There’s been quite a bit of talk in the media of late about increasing cases in Australia, which has gotten many worried the county will return to lockdowns.
It led to the suspension of flights between Melbourne and Auckland in the middle of negotiations to set up a trans-Tasman bubble. In parallel, risk appetite has taken a turn for the worst.
However, a closer look at the numbers shows that well over 80% of the new cases are concentrated in the state of Victoria. In fact, only one other state – New South Wales – reported cases.
For sure, a hotspot of cases is something to be worried about in terms of potential spreading. But Australia remains largely free of COVID cases, especially in its larger, more commercially relevant regions.
On top of that, the majority of cases have been traced to overseas contagion.
How to Revive Commerce
That last part is a matter of concern for the retail sector in Australia and might keep the AUD under pressure.
If the government is worried about contagion from foreign visitors, then travel restrictions are likely to remain in place. Foreign tourism represents less than 1% of the nation’s GDP. But, people traveling from overseas for other reasons – in particular China – represent a substantial part of the retail market.
Foreign students contribute over $37B to the economy in just education. There are entire shopping districts in Sydney and Melbourne catering to travel shoppers.
As long as travel restrictions remain in place, that’s a substantial amount of foreign spending that is missing from the economy. And it’s certainly enough to potentially weaken the AUD.

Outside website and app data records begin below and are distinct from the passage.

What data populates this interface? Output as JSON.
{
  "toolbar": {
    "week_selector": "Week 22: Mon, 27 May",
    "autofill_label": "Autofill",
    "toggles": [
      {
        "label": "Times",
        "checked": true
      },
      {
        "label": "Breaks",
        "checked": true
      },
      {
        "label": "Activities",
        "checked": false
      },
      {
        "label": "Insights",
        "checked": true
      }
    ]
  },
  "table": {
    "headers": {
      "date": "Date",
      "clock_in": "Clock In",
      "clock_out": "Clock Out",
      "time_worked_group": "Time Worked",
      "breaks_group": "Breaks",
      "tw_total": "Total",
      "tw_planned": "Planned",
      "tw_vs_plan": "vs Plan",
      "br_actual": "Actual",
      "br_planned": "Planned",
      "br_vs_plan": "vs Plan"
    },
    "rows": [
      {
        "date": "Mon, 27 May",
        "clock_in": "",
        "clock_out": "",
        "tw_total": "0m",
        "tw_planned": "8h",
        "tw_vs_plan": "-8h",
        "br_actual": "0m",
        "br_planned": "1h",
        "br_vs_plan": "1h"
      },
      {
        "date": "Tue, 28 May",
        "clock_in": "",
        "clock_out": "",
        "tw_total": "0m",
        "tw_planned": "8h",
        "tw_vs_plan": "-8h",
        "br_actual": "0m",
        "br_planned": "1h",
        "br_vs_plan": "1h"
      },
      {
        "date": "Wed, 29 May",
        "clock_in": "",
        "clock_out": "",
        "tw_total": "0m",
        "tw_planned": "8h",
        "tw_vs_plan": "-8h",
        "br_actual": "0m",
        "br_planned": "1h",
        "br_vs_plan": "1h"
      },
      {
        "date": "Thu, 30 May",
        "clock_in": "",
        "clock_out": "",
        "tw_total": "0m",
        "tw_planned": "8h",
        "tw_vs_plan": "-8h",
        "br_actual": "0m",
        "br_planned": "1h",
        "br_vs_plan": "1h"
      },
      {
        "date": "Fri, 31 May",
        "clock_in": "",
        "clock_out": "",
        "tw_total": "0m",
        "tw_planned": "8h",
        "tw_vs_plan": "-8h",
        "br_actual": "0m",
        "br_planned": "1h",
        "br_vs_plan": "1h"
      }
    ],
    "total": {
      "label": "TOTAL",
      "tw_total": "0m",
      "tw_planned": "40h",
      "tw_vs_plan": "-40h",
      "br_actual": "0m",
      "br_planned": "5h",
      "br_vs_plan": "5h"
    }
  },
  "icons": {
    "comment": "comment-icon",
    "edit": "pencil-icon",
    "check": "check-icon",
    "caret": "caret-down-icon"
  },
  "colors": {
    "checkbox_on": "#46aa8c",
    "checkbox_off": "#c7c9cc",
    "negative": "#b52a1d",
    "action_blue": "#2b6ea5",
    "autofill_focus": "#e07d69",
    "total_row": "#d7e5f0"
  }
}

In their latest policy statement, the RBA took great pains to point out the uncertainty of forecasts “especially from June onward”.
CPI change projections for this year cover a range from -1.0% to 2.1%. But, presumably, consumer demand has to increase in order to push prices higher.
We don’t have personal savings data yet from Q2. However, already in Q1 – when the pandemic was well underway – there was a significant increase in saving and shying away from consumer spending.
With a sputtering economy and low inflation, the RBA might be tempted to ramp up easing. More investors could increase bets that the AUD will weaken in the future due to rate cuts or more asset purchases.
Retail sales data might give us some advance warning of that scenario.
What We Are Looking For
Expectations are for June retail sales to show an increase of 16.3%. This would be the same as reported last month.
Last month the data disappointed, coming in at less than half of what analysts had expected.
Retail sales have whipsawed lately. They spiked higher as people panic-bought ahead of the expected lockdowns, then crashed while stores were closed in April.
The increase in May recovered all the lost territory and then some. It might be that analysts are once again disappointed as retail sales return to a more normal growth range.